The Institut du Tout-Monde recently announced the publication of Monique Arien-Carrère’s La Trace. Agouzou, femme esclave (Éditions de l’Institut du Tout-Monde, January 2021).
Description (from Institut du Tout-Monde): An important book, in our opinion, because La Trace will constitute a milestone in the contemporary memory of slavery, given that the book is the first literary account written about this singular experience lived by thousands of descendants. [It is remarkable due to] the research—and then the discovery in the Antillean archives—of the act of individuality of the ancestor, “appointed” by the state after the abolition of slavery in the French colonies in 1848. This is the story of a destiny, where history joins and sheds light on the disorders and taboos of the present.
The work stems from both quest and confrontation. It offers us the partly-autobiographical journey of its author, Monique Arien-Carrère who also had, one day in February 2012, this experience of the discovery—both brutal and luminous—of the act of individuality of her ancestor Agouzou, named Antoinette Arien in the French civil registry on January 1, 1849. It is a story in which the restitution of the quest for identity is mixed with the confrontation with an unarticulated past, but also with what may remain “unspoken” in the family context, and the construction of a personal itinerary, which is also a challenge.
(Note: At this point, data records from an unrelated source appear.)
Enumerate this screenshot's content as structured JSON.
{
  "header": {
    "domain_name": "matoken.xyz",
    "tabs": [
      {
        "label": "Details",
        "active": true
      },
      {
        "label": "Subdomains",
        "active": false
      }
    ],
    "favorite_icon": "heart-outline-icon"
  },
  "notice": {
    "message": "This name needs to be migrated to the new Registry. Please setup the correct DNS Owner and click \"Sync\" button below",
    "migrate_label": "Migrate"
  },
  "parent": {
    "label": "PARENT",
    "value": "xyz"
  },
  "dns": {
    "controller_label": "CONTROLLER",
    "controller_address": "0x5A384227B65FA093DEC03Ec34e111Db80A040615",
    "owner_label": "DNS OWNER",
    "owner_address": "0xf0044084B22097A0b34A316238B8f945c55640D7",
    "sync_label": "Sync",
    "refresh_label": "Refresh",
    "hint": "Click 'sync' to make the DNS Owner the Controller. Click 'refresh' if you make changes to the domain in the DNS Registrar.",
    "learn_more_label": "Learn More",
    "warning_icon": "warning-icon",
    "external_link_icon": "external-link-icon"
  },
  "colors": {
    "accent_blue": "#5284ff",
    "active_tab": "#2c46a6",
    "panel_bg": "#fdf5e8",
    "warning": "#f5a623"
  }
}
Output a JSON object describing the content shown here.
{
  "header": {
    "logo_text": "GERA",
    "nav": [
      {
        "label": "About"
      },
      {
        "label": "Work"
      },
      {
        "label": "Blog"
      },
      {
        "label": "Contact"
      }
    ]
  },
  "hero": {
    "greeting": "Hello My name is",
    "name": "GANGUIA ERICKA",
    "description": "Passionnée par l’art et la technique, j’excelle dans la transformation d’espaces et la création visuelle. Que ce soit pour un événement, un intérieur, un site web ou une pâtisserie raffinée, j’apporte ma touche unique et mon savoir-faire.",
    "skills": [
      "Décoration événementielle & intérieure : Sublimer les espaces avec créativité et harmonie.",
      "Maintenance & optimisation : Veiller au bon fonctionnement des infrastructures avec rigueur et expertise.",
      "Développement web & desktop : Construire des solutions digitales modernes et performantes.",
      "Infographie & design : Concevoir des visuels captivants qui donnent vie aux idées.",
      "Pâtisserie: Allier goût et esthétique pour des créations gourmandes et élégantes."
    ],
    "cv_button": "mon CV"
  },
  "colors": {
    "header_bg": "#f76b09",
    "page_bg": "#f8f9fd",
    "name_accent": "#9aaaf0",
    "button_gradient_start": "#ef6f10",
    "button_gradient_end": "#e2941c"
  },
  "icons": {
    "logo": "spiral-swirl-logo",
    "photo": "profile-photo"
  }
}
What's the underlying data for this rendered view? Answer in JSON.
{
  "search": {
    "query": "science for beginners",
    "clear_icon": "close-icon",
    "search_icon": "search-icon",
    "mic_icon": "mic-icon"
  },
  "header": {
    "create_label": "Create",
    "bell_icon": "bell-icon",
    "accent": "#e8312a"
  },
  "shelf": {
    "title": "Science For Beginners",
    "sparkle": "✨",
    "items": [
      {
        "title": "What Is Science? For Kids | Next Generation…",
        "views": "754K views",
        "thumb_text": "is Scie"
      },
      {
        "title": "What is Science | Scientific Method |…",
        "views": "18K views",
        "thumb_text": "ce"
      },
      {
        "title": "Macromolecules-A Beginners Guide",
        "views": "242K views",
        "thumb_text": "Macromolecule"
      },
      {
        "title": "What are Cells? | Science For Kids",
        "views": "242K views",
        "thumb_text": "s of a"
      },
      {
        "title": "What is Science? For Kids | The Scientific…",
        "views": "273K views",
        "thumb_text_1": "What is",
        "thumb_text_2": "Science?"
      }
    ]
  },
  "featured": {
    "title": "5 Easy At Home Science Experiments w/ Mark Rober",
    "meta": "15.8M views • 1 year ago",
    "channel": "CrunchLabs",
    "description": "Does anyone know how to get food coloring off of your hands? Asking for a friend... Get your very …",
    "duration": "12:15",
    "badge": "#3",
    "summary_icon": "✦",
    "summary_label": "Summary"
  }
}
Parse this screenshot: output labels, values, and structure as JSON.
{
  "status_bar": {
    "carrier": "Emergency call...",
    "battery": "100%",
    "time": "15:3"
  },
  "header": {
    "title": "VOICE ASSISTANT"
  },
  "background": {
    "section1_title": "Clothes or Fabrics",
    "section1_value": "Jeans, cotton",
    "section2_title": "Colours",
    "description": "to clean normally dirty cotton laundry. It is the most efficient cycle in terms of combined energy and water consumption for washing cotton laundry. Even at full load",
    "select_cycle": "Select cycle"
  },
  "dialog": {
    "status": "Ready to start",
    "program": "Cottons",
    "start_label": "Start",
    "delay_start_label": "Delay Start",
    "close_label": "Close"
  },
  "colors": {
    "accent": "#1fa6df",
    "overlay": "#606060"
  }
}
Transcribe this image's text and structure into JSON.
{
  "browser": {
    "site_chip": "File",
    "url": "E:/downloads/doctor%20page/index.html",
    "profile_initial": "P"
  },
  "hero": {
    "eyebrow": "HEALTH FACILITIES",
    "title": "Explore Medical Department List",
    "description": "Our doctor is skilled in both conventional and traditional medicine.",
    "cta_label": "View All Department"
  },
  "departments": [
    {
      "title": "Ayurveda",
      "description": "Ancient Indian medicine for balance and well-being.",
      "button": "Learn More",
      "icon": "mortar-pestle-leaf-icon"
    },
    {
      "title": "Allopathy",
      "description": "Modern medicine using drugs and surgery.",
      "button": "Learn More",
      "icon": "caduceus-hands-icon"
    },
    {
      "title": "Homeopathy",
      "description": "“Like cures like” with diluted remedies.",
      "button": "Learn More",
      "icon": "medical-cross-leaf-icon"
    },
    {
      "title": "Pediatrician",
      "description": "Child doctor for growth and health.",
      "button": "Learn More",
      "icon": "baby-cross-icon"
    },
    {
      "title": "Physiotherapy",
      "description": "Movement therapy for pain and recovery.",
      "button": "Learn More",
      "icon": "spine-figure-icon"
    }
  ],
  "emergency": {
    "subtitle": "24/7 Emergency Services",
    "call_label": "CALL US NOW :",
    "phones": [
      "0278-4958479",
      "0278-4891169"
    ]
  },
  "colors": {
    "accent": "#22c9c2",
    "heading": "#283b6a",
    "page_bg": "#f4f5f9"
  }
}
[Description translated by Ivette Romero.] For more information, see https://editionsitm.com/latraceagouzou/